Scan the entries below for the string "this" and copy every line where it turns up.

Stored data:
+===+
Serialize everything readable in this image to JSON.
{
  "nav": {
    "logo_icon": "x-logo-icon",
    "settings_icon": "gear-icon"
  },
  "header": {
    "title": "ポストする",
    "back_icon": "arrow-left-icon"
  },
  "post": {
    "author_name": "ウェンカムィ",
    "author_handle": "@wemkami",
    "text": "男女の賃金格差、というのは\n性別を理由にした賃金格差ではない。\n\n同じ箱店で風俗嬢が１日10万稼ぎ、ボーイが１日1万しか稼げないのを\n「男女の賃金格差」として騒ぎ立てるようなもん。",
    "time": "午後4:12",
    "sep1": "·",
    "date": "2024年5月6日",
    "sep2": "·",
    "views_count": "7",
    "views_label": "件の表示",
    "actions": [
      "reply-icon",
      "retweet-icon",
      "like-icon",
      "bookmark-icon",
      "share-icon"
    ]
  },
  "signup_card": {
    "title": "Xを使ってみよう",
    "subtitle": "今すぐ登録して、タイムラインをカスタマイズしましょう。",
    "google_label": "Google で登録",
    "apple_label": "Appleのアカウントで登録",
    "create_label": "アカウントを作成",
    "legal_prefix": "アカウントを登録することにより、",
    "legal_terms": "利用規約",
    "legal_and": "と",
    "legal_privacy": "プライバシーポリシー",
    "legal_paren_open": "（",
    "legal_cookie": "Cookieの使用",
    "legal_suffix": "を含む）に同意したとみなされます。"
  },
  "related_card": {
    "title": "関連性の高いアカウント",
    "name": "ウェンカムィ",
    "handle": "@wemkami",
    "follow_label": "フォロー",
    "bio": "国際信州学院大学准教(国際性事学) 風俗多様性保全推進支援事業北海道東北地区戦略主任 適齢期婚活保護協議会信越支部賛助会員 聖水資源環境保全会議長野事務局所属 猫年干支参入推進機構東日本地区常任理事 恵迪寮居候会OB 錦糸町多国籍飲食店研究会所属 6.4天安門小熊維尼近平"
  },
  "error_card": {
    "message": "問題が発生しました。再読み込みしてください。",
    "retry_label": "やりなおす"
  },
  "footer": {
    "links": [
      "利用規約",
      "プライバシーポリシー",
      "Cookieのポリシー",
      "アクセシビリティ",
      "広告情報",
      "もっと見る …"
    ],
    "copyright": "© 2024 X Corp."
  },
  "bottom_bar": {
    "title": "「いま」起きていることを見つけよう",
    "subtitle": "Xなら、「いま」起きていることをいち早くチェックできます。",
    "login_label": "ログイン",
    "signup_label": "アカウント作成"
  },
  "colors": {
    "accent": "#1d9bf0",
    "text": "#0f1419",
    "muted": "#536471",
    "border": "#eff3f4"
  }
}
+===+
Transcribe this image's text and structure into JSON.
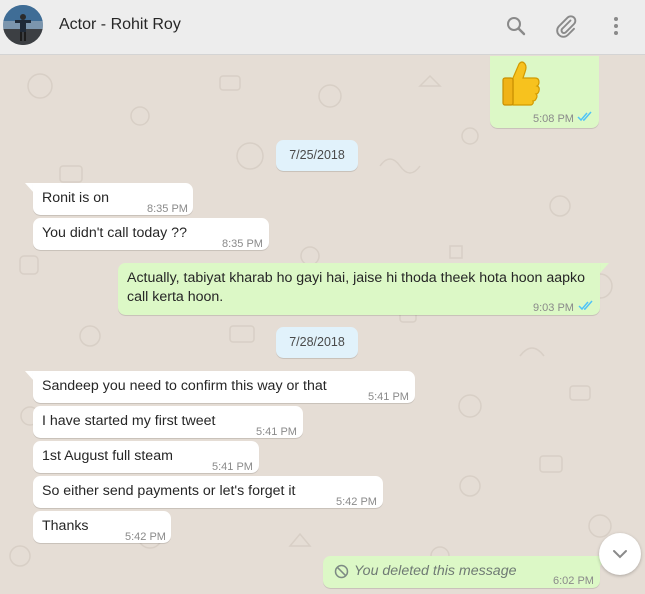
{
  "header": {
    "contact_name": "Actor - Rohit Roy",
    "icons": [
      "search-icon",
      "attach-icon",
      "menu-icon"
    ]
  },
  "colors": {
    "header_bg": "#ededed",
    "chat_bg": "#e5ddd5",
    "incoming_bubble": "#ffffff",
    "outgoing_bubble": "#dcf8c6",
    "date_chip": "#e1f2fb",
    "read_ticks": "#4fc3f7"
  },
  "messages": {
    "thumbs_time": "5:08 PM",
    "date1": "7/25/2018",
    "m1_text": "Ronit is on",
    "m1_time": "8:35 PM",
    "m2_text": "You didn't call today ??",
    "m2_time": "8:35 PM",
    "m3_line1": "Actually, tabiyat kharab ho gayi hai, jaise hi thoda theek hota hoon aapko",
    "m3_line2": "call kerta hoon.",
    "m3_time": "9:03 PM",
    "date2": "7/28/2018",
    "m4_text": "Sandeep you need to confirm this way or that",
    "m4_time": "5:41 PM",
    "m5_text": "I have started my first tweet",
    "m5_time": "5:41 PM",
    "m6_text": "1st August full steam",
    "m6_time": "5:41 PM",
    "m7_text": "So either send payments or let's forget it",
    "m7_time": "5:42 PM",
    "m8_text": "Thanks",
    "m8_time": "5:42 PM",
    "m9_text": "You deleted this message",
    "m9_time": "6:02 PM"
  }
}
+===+
### ANSWER TO THE PROBLEM
Serialize everything readable in this image to JSON.
Transcribe this image's text and structure into JSON.
    "m4_text": "Sandeep you need to confirm this way or that",
    "m9_text": "You deleted this message",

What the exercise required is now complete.